> _ASSIGNMENT_: Work out how many lines in the data that follows contain "this". Write nothing but the number.

AVAILABLE DATA below:

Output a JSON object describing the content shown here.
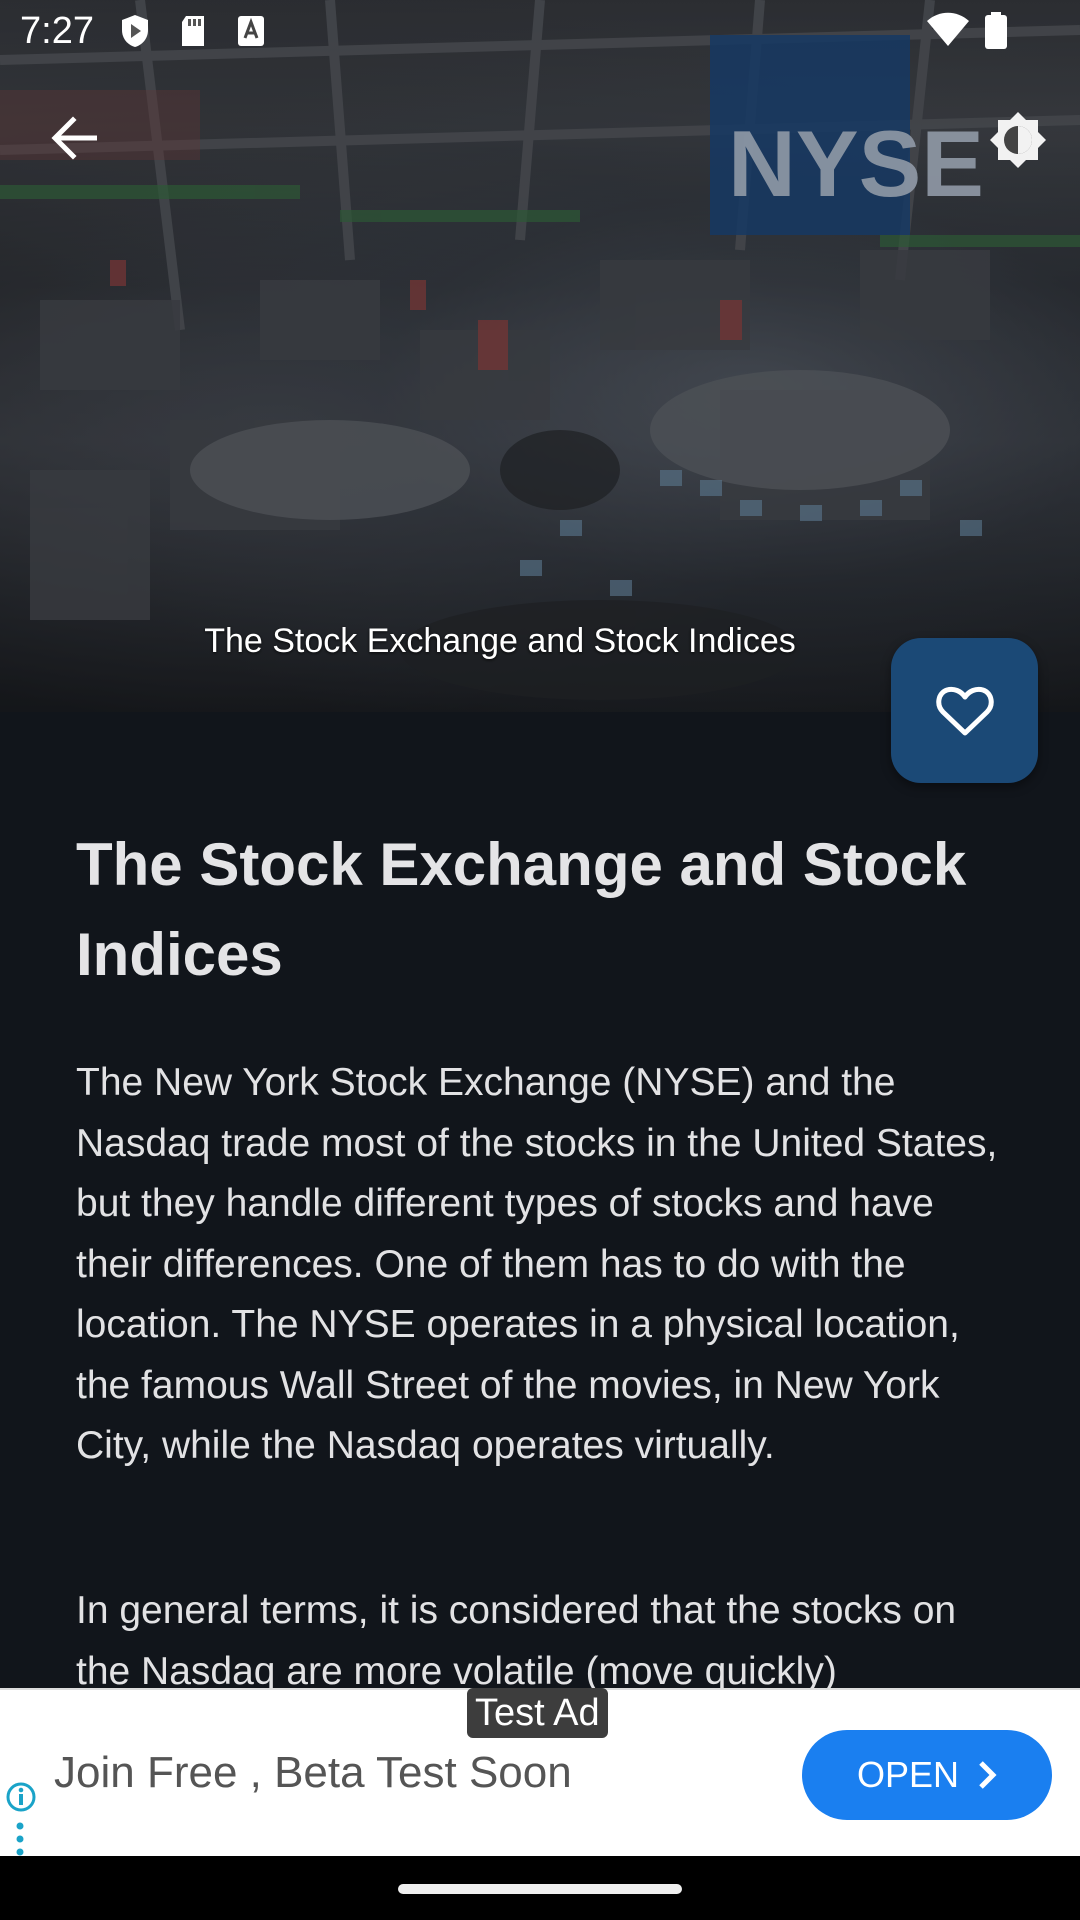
{
  "status_bar": {
    "time": "7:27"
  },
  "hero": {
    "caption": "The Stock Exchange and Stock Indices"
  },
  "article": {
    "title": "The Stock Exchange and Stock Indices",
    "paragraphs": [
      "The New York Stock Exchange (NYSE) and the Nasdaq trade most of the stocks in the United States, but they handle different types of stocks and have their differences. One of them has to do with the location. The NYSE operates in a physical location, the famous Wall Street of the movies, in New York City, while the Nasdaq operates virtually.",
      "In general terms, it is considered that the stocks on the Nasdaq are more volatile (move quickly)"
    ]
  },
  "ad": {
    "label": "Test Ad",
    "headline": "Join Free , Beta Test Soon",
    "cta": "OPEN"
  },
  "colors": {
    "background": "#11151b",
    "fab": "#1b4976",
    "ad_button": "#1a7ff0"
  }
}
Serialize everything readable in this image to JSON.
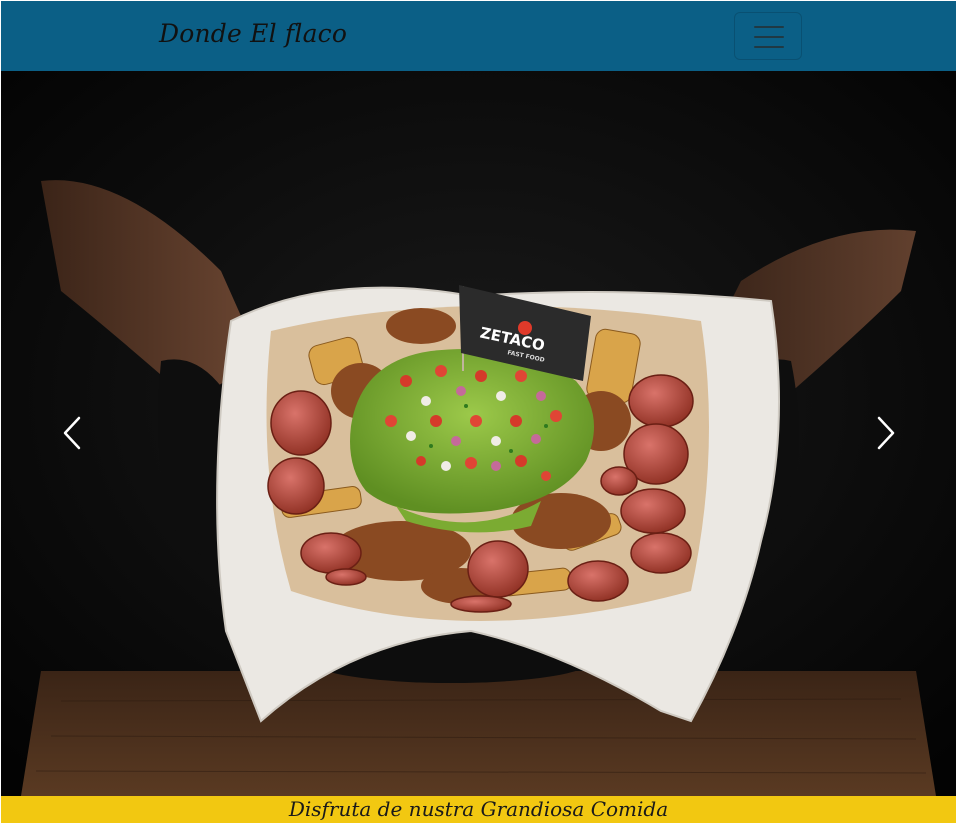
{
  "navbar": {
    "brand": "Donde El flaco",
    "toggler_icon": "hamburger-icon",
    "background_color": "#0b5f86"
  },
  "hero": {
    "flag_brand": "ZETACO",
    "flag_sub": "FAST FOOD",
    "prev_icon": "chevron-left-icon",
    "next_icon": "chevron-right-icon"
  },
  "caption": {
    "text": "Disfruta de nustra Grandiosa Comida",
    "background_color": "#f2c811"
  }
}
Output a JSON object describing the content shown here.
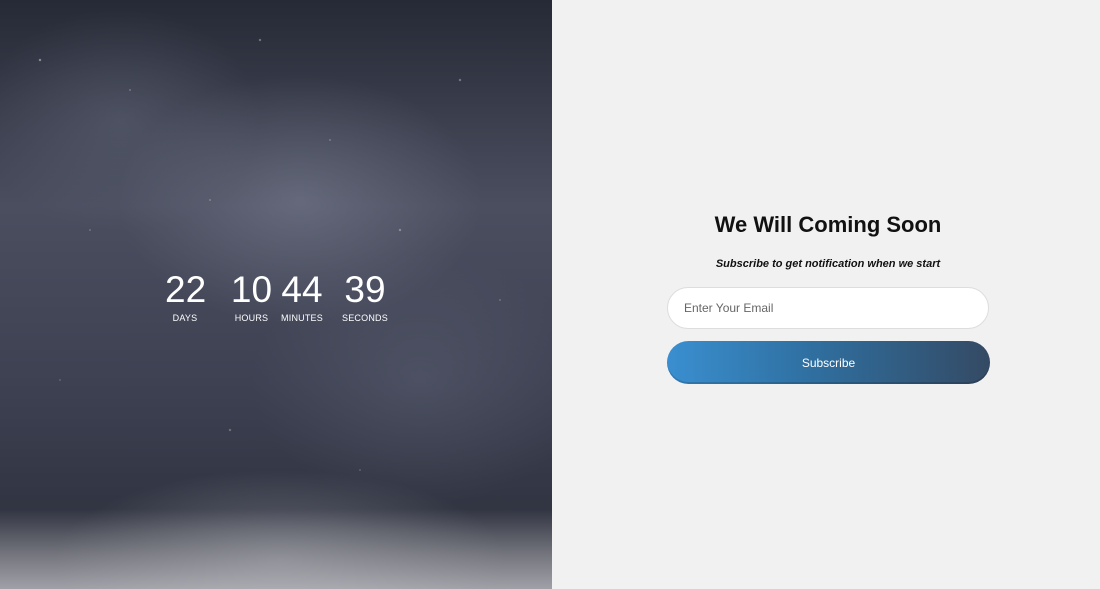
{
  "countdown": {
    "days": {
      "value": "22",
      "label": "DAYS"
    },
    "hours": {
      "value": "10",
      "label": "HOURS"
    },
    "minutes": {
      "value": "44",
      "label": "MINUTES"
    },
    "seconds": {
      "value": "39",
      "label": "SECONDS"
    }
  },
  "headline": "We Will Coming Soon",
  "subheadline": "Subscribe to get notification when we start",
  "email": {
    "placeholder": "Enter Your Email",
    "value": ""
  },
  "subscribe_button": "Subscribe",
  "colors": {
    "button_gradient_start": "#3a8fd0",
    "button_gradient_end": "#344a64",
    "right_background": "#f1f1f1"
  }
}
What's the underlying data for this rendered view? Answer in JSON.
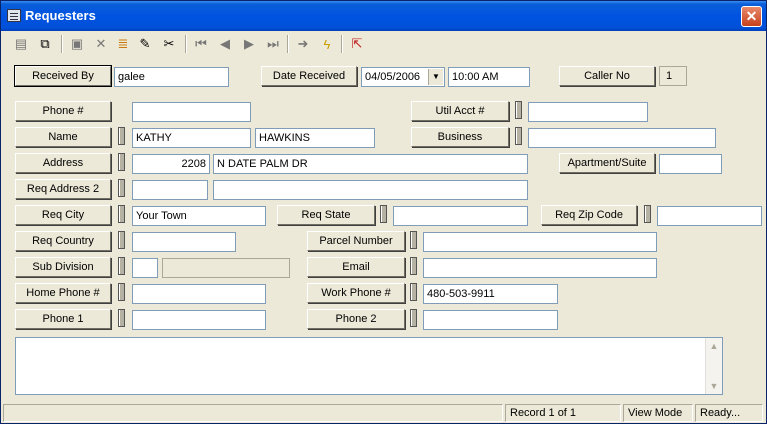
{
  "window": {
    "title": "Requesters",
    "close_label": "✕"
  },
  "toolbar": {
    "icons": [
      "new-icon",
      "copy-icon",
      "save-icon",
      "delete-icon",
      "books-icon",
      "pencil-icon",
      "scissors-icon",
      "first-record-icon",
      "prev-record-icon",
      "next-record-icon",
      "last-record-icon",
      "goto-icon",
      "lightning-icon",
      "exit-icon"
    ]
  },
  "form": {
    "received_by": {
      "label": "Received By",
      "value": "galee"
    },
    "date_received": {
      "label": "Date Received",
      "date": "04/05/2006",
      "time": "10:00 AM"
    },
    "caller_no": {
      "label": "Caller No",
      "value": "1"
    },
    "phone": {
      "label": "Phone #",
      "value": ""
    },
    "util_acct": {
      "label": "Util Acct #",
      "value": ""
    },
    "name": {
      "label": "Name",
      "first": "KATHY",
      "last": "HAWKINS"
    },
    "business": {
      "label": "Business",
      "value": ""
    },
    "address": {
      "label": "Address",
      "number": "2208",
      "street": "N DATE PALM DR"
    },
    "apartment": {
      "label": "Apartment/Suite",
      "value": ""
    },
    "req_address2": {
      "label": "Req Address 2",
      "value1": "",
      "value2": ""
    },
    "req_city": {
      "label": "Req City",
      "value": "Your Town"
    },
    "req_state": {
      "label": "Req State",
      "value": ""
    },
    "req_zip": {
      "label": "Req Zip Code",
      "value": ""
    },
    "req_country": {
      "label": "Req Country",
      "value": ""
    },
    "parcel_number": {
      "label": "Parcel Number",
      "value": ""
    },
    "sub_division": {
      "label": "Sub Division",
      "value1": "",
      "value2": ""
    },
    "email": {
      "label": "Email",
      "value": ""
    },
    "home_phone": {
      "label": "Home Phone #",
      "value": ""
    },
    "work_phone": {
      "label": "Work Phone #",
      "value": "480-503-9911"
    },
    "phone1": {
      "label": "Phone 1",
      "value": ""
    },
    "phone2": {
      "label": "Phone 2",
      "value": ""
    },
    "notes": ""
  },
  "status": {
    "record": "Record 1 of 1",
    "mode": "View Mode",
    "state": "Ready..."
  },
  "colors": {
    "titlebar": "#0053e1",
    "close": "#c8401c",
    "face": "#ece9d8"
  }
}
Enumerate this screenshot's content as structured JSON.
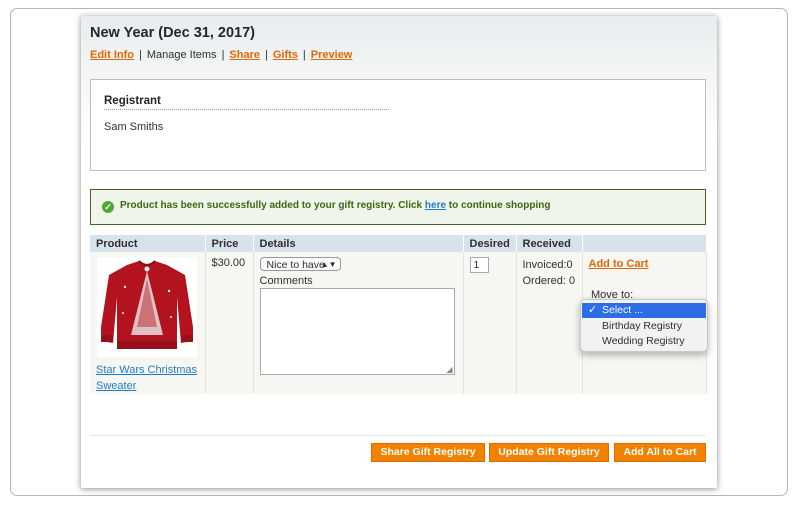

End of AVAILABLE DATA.

> _WRITTEN SOLUTION_: 3